About a year or so ago, after seeing several reminders in Jewish newspapers for people to register names of those who perished in the Holocaust, my mother and father decided that my father's two younger sisters should also be remembered at Yad Vashem. My mother completed the form, sent it in and was told it had been received, but it could take up to a year or more to actually do the formal registration.
Every few weeks while I thought of it, I checked the Yad Vashem website for the names to see if they were already listed. Deep down, I always hoped that the names would appear in my father's lifetime so that he could be at rest knowing that his sisters also had a final and proper resting place...in an archives at least, if not in real life.
When my father passed away on Sunday, I even checked the website, and was disappointed to not see my aunts' names. If I recall, I even checked on Thursday evening, when I came home from the shiva house to sleep in my own home.
I just looked at the website before I began to write this post, and lo and behold there were my aunts' names and brief description of when they died. I started to weep.
The shiva is over; the neshama (soul) of my father was said to be hovering in the home for the week. Tonight we went back to my parents' house after Shabbos to take the customary short walk that some people do after getting up from shiva, the neshama (soul) then taking its leave, rising toward the heavens.

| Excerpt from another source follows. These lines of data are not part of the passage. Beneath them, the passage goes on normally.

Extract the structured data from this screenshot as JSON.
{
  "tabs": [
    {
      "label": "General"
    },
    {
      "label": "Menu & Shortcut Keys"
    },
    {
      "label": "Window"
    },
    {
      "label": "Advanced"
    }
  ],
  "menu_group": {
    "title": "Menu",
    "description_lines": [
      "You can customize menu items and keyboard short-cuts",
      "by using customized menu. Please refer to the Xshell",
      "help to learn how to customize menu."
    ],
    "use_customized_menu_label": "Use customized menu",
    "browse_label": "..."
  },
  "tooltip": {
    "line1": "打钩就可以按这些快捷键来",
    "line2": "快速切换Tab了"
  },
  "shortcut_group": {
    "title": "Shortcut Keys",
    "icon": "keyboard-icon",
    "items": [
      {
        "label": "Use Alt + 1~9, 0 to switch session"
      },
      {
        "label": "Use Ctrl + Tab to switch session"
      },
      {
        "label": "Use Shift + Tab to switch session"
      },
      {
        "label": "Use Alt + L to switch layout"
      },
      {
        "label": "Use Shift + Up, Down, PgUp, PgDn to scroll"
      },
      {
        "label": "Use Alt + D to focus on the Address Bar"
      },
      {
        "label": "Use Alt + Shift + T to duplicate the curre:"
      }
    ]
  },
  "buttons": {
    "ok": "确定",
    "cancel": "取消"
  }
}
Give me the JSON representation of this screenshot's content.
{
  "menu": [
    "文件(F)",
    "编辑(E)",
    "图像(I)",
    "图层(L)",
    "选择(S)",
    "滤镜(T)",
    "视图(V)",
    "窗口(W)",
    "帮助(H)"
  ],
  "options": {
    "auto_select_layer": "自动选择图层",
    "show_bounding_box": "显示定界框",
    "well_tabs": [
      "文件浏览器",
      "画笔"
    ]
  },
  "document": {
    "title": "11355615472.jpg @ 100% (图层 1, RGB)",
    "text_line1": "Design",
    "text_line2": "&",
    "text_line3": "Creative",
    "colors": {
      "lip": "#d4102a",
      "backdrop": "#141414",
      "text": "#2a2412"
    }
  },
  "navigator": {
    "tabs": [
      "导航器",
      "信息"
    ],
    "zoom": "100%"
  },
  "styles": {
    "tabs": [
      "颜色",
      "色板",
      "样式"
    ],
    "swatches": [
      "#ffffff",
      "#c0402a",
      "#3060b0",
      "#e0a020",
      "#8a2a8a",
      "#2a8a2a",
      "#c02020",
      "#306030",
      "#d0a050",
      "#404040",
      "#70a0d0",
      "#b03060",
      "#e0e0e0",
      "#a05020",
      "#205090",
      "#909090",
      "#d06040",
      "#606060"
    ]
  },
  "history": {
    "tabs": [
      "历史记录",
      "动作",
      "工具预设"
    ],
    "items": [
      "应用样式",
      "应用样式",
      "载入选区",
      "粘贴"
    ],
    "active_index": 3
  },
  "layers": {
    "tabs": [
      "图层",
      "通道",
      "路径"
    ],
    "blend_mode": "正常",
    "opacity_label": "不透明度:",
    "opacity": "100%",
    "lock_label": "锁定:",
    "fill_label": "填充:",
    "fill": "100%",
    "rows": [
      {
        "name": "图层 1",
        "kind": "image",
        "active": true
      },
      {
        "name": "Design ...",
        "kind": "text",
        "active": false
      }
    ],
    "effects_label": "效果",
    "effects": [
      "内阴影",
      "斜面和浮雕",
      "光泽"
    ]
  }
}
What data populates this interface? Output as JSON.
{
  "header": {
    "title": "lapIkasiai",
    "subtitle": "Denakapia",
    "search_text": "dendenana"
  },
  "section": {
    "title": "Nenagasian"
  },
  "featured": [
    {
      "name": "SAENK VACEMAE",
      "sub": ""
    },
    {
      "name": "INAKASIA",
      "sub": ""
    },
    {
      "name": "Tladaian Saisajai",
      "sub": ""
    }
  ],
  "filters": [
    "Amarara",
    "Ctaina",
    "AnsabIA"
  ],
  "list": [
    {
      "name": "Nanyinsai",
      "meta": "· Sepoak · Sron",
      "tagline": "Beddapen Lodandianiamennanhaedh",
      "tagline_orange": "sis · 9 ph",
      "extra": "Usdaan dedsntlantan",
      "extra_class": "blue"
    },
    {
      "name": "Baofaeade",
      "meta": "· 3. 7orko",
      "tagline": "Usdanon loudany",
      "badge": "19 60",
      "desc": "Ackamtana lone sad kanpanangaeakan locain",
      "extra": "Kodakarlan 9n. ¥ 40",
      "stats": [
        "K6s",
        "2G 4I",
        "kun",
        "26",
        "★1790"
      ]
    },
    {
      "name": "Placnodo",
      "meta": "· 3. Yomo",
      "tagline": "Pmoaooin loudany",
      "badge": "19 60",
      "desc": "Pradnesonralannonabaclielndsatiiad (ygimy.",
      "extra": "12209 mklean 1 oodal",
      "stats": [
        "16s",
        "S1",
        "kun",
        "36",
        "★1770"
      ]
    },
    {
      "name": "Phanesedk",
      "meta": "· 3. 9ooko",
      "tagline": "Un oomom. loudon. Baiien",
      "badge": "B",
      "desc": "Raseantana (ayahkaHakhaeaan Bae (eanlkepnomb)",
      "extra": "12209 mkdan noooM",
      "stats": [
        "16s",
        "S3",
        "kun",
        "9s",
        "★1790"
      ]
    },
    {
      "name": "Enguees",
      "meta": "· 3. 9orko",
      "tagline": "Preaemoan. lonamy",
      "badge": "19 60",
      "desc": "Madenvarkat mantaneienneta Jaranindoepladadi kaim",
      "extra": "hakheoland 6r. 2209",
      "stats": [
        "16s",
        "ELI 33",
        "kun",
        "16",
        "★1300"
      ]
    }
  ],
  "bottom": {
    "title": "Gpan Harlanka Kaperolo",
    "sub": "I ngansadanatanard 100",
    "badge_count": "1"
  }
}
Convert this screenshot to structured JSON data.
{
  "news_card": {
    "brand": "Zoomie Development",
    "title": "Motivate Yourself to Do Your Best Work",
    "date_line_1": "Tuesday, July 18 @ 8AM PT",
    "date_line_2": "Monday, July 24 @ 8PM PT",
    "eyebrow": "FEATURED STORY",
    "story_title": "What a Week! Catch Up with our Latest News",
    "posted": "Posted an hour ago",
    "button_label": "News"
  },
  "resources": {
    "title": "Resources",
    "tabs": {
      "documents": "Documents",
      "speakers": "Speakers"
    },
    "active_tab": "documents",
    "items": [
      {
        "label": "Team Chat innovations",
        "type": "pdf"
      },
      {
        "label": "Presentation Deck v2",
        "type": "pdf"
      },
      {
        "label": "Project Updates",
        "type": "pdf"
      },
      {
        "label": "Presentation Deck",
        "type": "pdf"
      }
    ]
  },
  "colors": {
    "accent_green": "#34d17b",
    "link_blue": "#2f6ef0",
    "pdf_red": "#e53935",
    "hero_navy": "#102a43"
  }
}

How timely for these Yad Vashem listings to appear now, at the end of shiva, with my father's neshama departing. I am grateful as well as awestruck.
Indeed a sign of Hashgacha Pratis at work.
My father can now rest in eternal peace, his soul reunited with those of his loved ones.
May my father, grandmother, grandfather and aunts be united in a better place.